The majority in this case has adopted a rule that, notwithstanding the existence of an arbitration clause and an arbitrable issue, the trustees of a pension fund may sue in the district court for contributions which they believe are owing. This case does not call for the adoption of so broad a rule. I believe that restraint is dictated when attempting to fashion a new body of law to fit in the interstice between two important federal policies, those of promoting resort to arbitration in collective bargaining disputes and of preserving the independence of pension funds. At this juncture the position I espouse, that where a conflict of interest exists the trustees may bring their own suit, protects the purposes of ERISA to the extent required by this case without, as the majority does, carving a broad exception from the policy of promoting arbitration.
One implication of the bright-line approach taken by the majority is that the union would not have standing in the trustees' action, either to demonstrate that arbitration would not impugn the trustees' rights under the pension trust or to assert its interest in the subject of the dispute. I believe that the union should have standing to assert either or both of these positions in the trustees' action, and I agree with the majority that my approach would give this right to the union. In my view such a result is required not only by principles of fairness but also in order to accord a proper deference to the arbitration provision of the collective bargaining agreement.

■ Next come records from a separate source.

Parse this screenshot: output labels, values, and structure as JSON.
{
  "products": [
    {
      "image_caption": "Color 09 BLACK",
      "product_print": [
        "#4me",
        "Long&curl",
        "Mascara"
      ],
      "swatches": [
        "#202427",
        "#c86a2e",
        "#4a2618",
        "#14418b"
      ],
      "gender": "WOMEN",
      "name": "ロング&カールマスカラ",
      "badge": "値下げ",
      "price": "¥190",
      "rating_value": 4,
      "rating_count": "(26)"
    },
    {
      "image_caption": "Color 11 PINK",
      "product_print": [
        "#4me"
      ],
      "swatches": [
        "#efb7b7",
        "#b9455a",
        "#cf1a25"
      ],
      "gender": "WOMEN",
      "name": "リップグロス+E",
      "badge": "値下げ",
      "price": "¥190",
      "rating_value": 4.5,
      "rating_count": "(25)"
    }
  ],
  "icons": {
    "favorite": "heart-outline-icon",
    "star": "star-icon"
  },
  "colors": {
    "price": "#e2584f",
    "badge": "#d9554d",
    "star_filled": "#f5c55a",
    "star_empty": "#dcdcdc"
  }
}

My approach would normally dictate that I dissent in a case, such as this one, where the trustees have failed to join the union as a defendant, because the failure to join the union deprives the union of the opportunity to assert in the district court that arbitration would not jeopardize the pension fund's interest. In this case, however, the Union was joined by the Employer as a third-party defendant. Under Rule 14(a) of the Federal Rules of Civil Procedure, the Union could have asserted that the district court lacked subject matter jurisdiction because of the arbitration clause. The Employer actually asserted this, however, and in response the Trustees argued to the district court and in their brief on appeal that the conflict of interest between the Trustees and the Union made arbitration impermissible. The Employer thus raised the same arbitration defense that the Union could have raised. Furthermore, the Trustees argued that the conflict of interest made arbitration impossible, the same response it would have given had it been the Union raising the arbitration defense. Under these circumstances, I conclude that the Union is not prejudiced by my reaching the conflict of interest issue and concluding that the existence of the conflict precludes arbitration of this dispute over the pension fund contribution. While I believe that the rule adopted by the majority is broader than necessary, I concur with the majority that the circumstances of this case justify allowing the Trustees to sue directly.